Jennifer Hudson delights as the Queen of Soul in this biopic charting the life and times of Aretha Franklin. Directed by Liesl Tommy, Respect follows Franklin from her youth in Michigan through her burgeoning career in gospel and jazz and finally to the mainstream breakthrough that led to her becoming one of the most successful performers in the world. This is no puff piece, though. Tommy documents Franklin’s lows as spectacularly as her highs, from family conflicts to career burnout, self-destruction, and battles with addiction. A beautifully shot film that perfectly captures each era of Franklin’s life with period-perfect costuming and designs, Respect also boasts a fantastic supporting cast, including Forest Whitaker, Marlon Wayans, Audra McDonald, Marc Maron, Tituss Burgess, and Mary J. Blige—and, naturally, a phenomenal soundtrack.

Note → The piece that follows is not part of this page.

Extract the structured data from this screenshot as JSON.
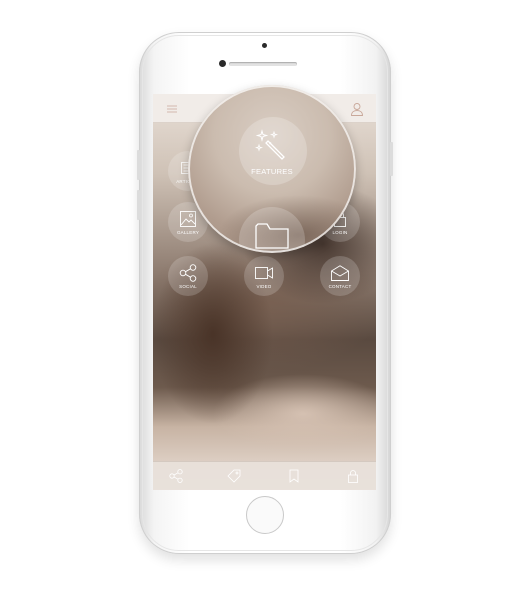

One Night in Miami …
Based on the play of same name, One Night in Miami … follows four icons of culture, music, and sports—Malcom X, Jim Brown, Sam Cooke, and Muhammad Ali—at the height of the civil rights movement, a converging and pivotal point in their lives and careers. Meeting in a motel room in the wake of Ali’s—then still Cassius Clay—heavyweight victory over Sonny Liston in 1964, the four men discuss their roles in the movement and society as a whole, all while the audience knows the weight of history is bearing down on them. The close confines of much of the film reflect its theatrical roots, but this feature directorial debut from Regina King perfectly portrays the larger-than-life personalities of its cast. Kingsley Ben-Adir is on fire as Malcom X, with Aldis Hodge, Leslie Odom Jr., and Eli Goree—as Brown, Cooke, and Ali—all utterly magnetic.

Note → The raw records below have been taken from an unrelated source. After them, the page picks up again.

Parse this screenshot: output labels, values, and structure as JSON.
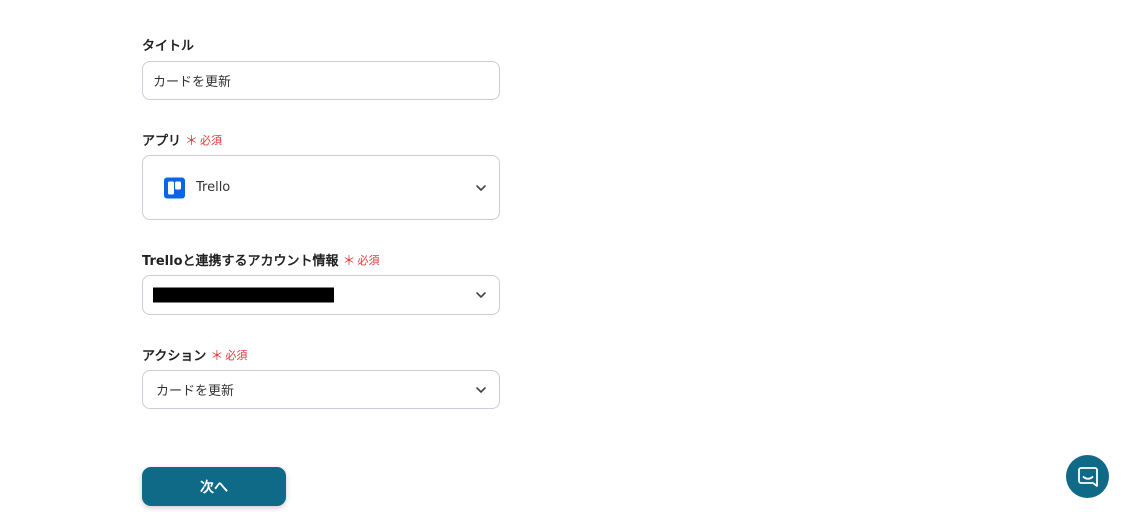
{
  "form": {
    "title": {
      "label": "タイトル",
      "value": "カードを更新"
    },
    "app": {
      "label": "アプリ",
      "required_mark": "＊",
      "required_text": "必須",
      "selected_value": "Trello",
      "icon": "trello-logo-icon"
    },
    "account": {
      "label": "Trelloと連携するアカウント情報",
      "required_mark": "＊",
      "required_text": "必須",
      "value_redacted": true
    },
    "action": {
      "label": "アクション",
      "required_mark": "＊",
      "required_text": "必須",
      "selected_value": "カードを更新"
    }
  },
  "next_button": {
    "label": "次へ"
  },
  "chat_button": {
    "icon": "chat-icon"
  },
  "colors": {
    "primary": "#0e6a86",
    "required": "#e2363c",
    "trello_blue": "#0c66e4",
    "border": "#c9ced6"
  }
}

Like any other offering from A24 (The Witch, Hereditary, Midsommar), Rose Glass’ directorial debut Saint Maud is an ethereally cerebral horror movie. In it, Morfydd Clark plays Katie, a sad and lonely young woman who has left her job due to unknown circumstances. When she begins to look after a terminally ill woman who is everything she is not—vivacious, free-spirited—Katie, who now goes by Maud, is enchanted. However, everything begins to spiral out of control when Maud becomes convinced she’s been sent to save the young woman’s soul.
Produced by Amazon, The Report is an engrossing depiction of the US Senate’s investigation into the CIA’s “enhanced interrogation” program—how it came to be, who knew about it, and how the CIA massaged the facts to support its efficacy. Adam Driver stars as Daniel Jones, the lead investigator who plowed an increasingly lonely path to the truth, battling against political resistance and CIA interference all the way. Driver is, as is his habit these days, superb, and the film’s 82 percent “fresh” rating on Rotten Tomatoes is well earned.
Sound of Metal
When punk-rock drummer and recovering addict Ruben starts experiencing hearing loss, it threatens to upend his entire life. Faced with an impossible choice between giving up his hearing or giving up his career, Ruben begins to spiral, until his girlfriend Lou checks him into a rehab center for the deaf, forcing him to confront his own behavior as much as the future he faces. Riz Ahmed is in spectacular form as the troubled Ruben, while Olivia Cooke’s turn as Lou, who suffers with her own demons, including self-harm, is riveting. Fittingly enough, Sound of Metal also features incredibly nuanced use of sound—and its absence—as director Darius Marder crafts one of the finest dramas in recent years.